Although I have pursued other subjects I return to this one and always find fresh possibilities. From the beginning the scrappy, industrial beauty of this area comprised of forests, lakes, and mines captured my attention. There is an equally engaging beauty in the vigor and directness of people of the Iron Range.
My initial introduction to the Iron Range was a Fourth of July parade in Biwabik, Minnesota. My preconception of Rangers was that they were hardworking, durable north country people. That is certainly true but what I didn’t know was that they are dependably generous and embody an extraordinary joie de vivre. There is a very keen sense of history in the communities of the Mesabi Iron Range which describe themselves as having “built America”.
I use a view camera, in part, because it insures a degree of communication between those photographed and myself. Additionally, darkroom processes provide built-in stages for reflection. Evaluations move from a recollection of highly charged enthusiasm at the moment of exposure to a cooler appraisal of the image as a thoughtful, well-made photograph. Remaining throughout is the initial sense of seeing in the negative or contact sheet an expression or gesture that I first glimpsed and can now understand.
Recently I attended a curling bonspiel raising money for the Eveleth-Gilbert High School. I met an acquaintance that proudly told me of the amount of money raised. I responded by saying that it continues the support for education by the early immigrants to the region. The school buildings in Eveleth, Buhl and, especially Hibbing, are notable for their grandeur.
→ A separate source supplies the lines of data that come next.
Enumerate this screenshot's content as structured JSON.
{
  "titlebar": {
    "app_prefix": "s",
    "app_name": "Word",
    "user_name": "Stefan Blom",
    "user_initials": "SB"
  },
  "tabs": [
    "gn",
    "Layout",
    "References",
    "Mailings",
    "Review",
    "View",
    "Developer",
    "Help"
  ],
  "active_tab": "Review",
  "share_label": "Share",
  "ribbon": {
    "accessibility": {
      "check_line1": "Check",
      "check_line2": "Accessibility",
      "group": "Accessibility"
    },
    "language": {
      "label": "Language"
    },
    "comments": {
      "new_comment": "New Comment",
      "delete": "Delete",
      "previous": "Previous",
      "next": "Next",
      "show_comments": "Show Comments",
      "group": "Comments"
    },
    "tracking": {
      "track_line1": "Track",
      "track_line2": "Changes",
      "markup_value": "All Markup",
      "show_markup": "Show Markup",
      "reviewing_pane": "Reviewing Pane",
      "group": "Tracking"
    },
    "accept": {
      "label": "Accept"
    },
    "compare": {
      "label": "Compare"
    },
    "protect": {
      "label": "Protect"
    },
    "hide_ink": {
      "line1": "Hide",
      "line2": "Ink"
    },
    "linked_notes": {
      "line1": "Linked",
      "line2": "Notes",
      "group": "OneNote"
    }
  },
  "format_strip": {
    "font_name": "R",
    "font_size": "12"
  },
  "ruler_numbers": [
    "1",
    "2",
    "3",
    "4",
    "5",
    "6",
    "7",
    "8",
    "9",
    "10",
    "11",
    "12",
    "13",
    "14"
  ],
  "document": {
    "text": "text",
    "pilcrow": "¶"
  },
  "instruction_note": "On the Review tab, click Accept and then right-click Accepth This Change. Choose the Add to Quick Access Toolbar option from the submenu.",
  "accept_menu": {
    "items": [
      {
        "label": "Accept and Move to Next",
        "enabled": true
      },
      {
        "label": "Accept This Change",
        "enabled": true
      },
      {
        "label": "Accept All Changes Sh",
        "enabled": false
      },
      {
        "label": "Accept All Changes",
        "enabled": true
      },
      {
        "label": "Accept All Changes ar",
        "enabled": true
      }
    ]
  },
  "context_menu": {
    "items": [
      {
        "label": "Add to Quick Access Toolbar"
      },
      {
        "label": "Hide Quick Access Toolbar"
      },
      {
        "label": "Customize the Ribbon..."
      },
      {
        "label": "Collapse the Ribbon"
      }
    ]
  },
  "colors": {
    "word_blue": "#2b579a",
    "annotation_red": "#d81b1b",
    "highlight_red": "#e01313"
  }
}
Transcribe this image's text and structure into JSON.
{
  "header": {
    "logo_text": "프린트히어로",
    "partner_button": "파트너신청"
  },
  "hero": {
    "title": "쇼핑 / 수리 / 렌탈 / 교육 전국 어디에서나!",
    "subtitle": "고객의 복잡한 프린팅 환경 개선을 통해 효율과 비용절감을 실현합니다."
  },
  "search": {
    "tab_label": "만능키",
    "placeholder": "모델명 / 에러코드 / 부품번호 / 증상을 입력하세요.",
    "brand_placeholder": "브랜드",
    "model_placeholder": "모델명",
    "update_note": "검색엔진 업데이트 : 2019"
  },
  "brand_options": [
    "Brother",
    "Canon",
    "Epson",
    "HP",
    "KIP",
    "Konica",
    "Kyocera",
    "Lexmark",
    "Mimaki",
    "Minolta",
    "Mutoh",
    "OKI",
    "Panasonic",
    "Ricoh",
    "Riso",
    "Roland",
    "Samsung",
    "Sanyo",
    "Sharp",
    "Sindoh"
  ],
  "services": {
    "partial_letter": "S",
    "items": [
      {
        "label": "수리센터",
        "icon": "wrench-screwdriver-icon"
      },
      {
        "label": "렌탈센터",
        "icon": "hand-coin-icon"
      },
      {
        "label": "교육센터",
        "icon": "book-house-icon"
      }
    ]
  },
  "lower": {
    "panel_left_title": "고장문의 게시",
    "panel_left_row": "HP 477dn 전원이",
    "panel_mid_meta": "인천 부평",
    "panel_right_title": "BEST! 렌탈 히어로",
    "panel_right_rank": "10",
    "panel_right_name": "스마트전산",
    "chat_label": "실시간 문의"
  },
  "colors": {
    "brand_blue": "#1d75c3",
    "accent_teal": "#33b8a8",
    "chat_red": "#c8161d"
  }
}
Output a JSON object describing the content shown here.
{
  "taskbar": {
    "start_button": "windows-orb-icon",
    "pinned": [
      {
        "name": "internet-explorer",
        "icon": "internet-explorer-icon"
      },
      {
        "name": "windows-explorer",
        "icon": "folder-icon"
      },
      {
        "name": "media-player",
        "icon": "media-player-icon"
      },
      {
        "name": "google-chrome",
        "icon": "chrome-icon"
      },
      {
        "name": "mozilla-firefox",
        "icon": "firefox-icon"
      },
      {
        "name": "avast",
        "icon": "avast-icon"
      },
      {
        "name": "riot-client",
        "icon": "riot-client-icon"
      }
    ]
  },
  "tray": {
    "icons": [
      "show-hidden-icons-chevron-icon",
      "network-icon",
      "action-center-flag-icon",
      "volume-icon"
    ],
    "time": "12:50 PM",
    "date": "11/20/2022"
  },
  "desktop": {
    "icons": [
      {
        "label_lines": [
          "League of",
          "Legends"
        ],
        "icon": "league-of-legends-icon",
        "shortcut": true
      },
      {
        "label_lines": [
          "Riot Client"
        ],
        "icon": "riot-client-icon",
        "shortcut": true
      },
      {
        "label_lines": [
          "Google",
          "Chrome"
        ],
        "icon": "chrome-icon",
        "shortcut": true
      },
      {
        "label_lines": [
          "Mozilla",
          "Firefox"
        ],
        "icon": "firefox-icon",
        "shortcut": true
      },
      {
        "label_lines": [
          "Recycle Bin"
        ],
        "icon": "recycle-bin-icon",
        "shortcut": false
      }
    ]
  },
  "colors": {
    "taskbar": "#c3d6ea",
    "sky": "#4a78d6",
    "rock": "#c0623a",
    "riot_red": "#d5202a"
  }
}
He replied, “This is a special place. You know that Dick. That’s why you have been coming here for so many years.” I agreed.